Ukraine marks 'orange revolution' anniversary
Updated: 2005-11-23 10:38
Ukrainian President Viktor Yushchenko vowed that Ukraine was on the
right path as the ex-Soviet nation marked the first anniversary of its "orange
revolution," the mass protests that ousted an entrenched pro-Russian government.
"I want to tell those whose hands have dropped, whose head is bowed:
Friends... I assure you that we are on the sole right path, the path of freedom
and justice for each person," Yushchenko told a cheering, 100,000-strong crowd
in Kiev's central Independence Square, the epicenter of last year's revolution.
The Ukrainian president called on the revolution's dream team -- the
political forces who supported him during the protests but have since split up
amid furious infighting -- to unite ahead of next year's key parliamentary
elections, which Yushchenko needs to win in order to continue his pro-Western
"The team behind me must be united," he said to roars from the crowd,
referring to leaders of political parties who joined him on the stage, including
fiery Yulia Tymoshenko, who split with the Ukrainian leader after he fired her
as prime minister two months ago.
2006 election... is an answer to the question of whether we will be able to save
what we earned 12 months ago and call Ukrainian freedom and Ukrainian
democracy," Yushchenko said.
Ukrainian demonstrators hold a portraits of
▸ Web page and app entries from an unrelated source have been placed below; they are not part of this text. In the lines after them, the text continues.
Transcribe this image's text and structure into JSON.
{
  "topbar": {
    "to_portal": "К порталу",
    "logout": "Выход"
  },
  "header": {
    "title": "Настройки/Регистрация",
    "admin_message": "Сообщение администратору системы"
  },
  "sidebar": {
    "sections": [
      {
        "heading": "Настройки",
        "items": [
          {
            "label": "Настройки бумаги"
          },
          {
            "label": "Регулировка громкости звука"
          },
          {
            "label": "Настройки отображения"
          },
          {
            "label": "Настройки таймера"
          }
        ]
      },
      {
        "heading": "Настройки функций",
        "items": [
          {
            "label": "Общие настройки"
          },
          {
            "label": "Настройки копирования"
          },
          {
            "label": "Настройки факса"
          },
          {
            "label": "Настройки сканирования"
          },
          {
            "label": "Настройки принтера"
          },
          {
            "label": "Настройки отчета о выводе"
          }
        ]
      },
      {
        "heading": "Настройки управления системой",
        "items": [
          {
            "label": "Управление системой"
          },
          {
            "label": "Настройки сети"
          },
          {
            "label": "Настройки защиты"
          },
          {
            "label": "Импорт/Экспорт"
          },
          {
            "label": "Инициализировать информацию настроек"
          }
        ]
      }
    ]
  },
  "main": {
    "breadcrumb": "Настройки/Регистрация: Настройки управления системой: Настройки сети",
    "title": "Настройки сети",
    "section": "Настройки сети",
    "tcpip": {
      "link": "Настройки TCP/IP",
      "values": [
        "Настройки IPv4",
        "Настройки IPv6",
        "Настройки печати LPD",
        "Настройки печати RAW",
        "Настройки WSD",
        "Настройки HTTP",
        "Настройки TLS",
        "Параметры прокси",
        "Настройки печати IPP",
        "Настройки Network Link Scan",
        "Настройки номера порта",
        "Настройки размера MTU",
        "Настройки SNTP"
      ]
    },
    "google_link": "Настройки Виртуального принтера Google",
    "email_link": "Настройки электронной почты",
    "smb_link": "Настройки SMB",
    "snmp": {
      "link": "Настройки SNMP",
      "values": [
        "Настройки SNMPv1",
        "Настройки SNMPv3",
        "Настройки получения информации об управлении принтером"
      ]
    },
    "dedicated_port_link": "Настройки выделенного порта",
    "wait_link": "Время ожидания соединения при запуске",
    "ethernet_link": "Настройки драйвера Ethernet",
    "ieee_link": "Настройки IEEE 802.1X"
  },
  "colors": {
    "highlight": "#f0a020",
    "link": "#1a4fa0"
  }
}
sacked Prime Minister Yulia Tymoshenko during a rally at the Indepedence
Square in Kiev, November 22, 2005.[Reuters]
Tymoshenko, who addressed the crowd before the Ukrainian president, warned
that "today a comeback (by the former regime) is possible as never before. I
don't want us to let our guard down."
Yushchenko, who gave Tymoshenko a perfunctory peck on the cheek that fell
some way short of a sign of reconciliation, spoke from a stage set up in the
middle of Independence Square, where a year ago he launched the 17 days of
peaceful protests against a rigged presidential vote.
The demonstrations captivated the world, and in vital ways broke Russia's
traditional dominance over the ex-Soviet nation.
It also split the country. While the agrarian, nationalist,
Ukrainian-speaking west backed Yushchenko in the standoff, the pro-Moscow,
Russian-speaking east supported his electoral rival, former prime minister
Viktor Yanukovich, and the division is still deeply felt.
While central Kiev once again
turned orange Tuesday, rallies featuring blue and white -- the color of
Yanukovich's campaign -- were held in the eastern city of Donetsk and in the
southern Crimean peninsula, which supported Yanukovich during last year's
Ukrainian President Viktor Yushchenko greets
sacked Prime Minister Yulia Tymoshenko during a huge rally at the
Independence Square in Kiev, November 22,
"This isn't a holiday for us," one Donetsk resident told Ukrainian
television. "Today is a day of regret," said another.
Yushchenko assumed power on vows of turning Ukraine, which for hundreds of
years was under Russian influence, on a pro-Western course, including eventual
membership in the European Union and the North Atlantic Treaty Organization.
Despite the national divisions during the protests, Yushchenko's approval
rating stood at nearly 73 percent three months after his inauguration in late
But a lack of progress on reforms, corruption accusations against his
entourage and the split of the "orange" team has left many revolution supporters
disenchanted and have sent the ratings tumbling to just above 50 percent in
Nevertheless, Ukraine today is a different place from what it was a year ago
-- media scrutinize the government, competition among political parties is
flourishing and the country is surely, albeit slowly, moving on its pro-European
course, with the European Union having recently begun negotiations on
facilitating the visa regime with Kiev.
"This is a celebration of freedom," said Alexander Safonov, a 42-year-old
sailor and Kiev native who attended Tuesday's celebrations with his wife. "Of
course I'm a little bit disappointed... but at least now we have hope for the